My struggles with emotional and mental problems began at age 12, when I experienced my first nervous breakdown. At age 20 I was diagnosed with major depression. By the time I was 30 that diagnosis had changed to chronic major depression with generalized anxiety disorder (GAD). Later, ADHD and obsessive-compulsive disorder (OCD) were added to my diagnoses. At age 40, and after three suicide attempts within two years, my therapist began to suspect that I suffered from bipolar disorder.Read
OCD is a serious, yet treatable anxiety disorder that often occurs with depression and other anxiety disorders. If not treated properly, it may become disabling.
Most people who seek treatment experience significant improvement and enjoy an improved quality of life. It is important to work closely with a health care professional to determine the best option.
Obsessions — unwanted intrusive thoughts
- Constant, irrational worry about dirt, germs, or contamination.
- Excessive concern with order, arrangement, or symmetry.
- Fear that negative or aggressive thoughts or impulses will cause personal harm or harm to a loved one.
- Preoccupation with losing or throwing away objects with little or no value.
- Excessive concern about accidentally or purposefully injuring another person.
- Feeling overly responsible for the safety of others.
- Distasteful religious and sexual thoughts or images.
Mothers Critical of Their Kids With OCD
Research shows that mothers tend to be more critical of children with obsessive-compulsive disorder (OCD) than they are of other children in the family, and this parental behavior is linked to poorer outcomes for the child after treatment. (Child Psychiatry & Human Development, 2012, (43)3: 337-353) Read more.
Children and adults with obsessive-compulsive disorder (OCD) suffer from unwanted and intrusive thoughts that they can't seem to get out of their heads (obsessions), often compelling them to repeatedly perform ritualistic behaviors and routines (compulsions) to try and ease their anxiety.
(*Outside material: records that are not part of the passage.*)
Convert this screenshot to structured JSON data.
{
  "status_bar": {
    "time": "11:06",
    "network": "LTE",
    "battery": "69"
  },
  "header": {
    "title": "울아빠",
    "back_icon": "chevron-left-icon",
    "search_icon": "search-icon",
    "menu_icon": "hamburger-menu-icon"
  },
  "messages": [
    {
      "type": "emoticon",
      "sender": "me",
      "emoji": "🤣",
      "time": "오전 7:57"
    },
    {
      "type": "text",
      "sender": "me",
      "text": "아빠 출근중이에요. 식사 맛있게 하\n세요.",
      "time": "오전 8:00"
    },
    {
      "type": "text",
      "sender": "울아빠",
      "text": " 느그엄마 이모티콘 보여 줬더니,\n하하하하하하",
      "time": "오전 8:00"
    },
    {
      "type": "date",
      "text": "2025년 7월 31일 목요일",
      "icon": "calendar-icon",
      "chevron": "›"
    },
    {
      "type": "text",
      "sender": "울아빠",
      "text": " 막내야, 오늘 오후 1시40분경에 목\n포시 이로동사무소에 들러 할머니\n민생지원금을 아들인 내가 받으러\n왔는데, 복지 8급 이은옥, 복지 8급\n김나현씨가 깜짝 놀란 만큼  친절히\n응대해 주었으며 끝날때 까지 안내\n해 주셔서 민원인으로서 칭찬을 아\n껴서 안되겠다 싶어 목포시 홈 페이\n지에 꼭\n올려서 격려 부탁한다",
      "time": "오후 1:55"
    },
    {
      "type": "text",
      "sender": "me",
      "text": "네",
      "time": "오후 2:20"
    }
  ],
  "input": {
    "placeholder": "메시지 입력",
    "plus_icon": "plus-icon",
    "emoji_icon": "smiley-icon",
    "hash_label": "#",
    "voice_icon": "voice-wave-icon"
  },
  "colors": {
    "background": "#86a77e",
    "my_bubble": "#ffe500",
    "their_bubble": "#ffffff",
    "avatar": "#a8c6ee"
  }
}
Most people who have OCD are aware that their obsessions and compulsions are irrational, yet they feel powerless to stop them.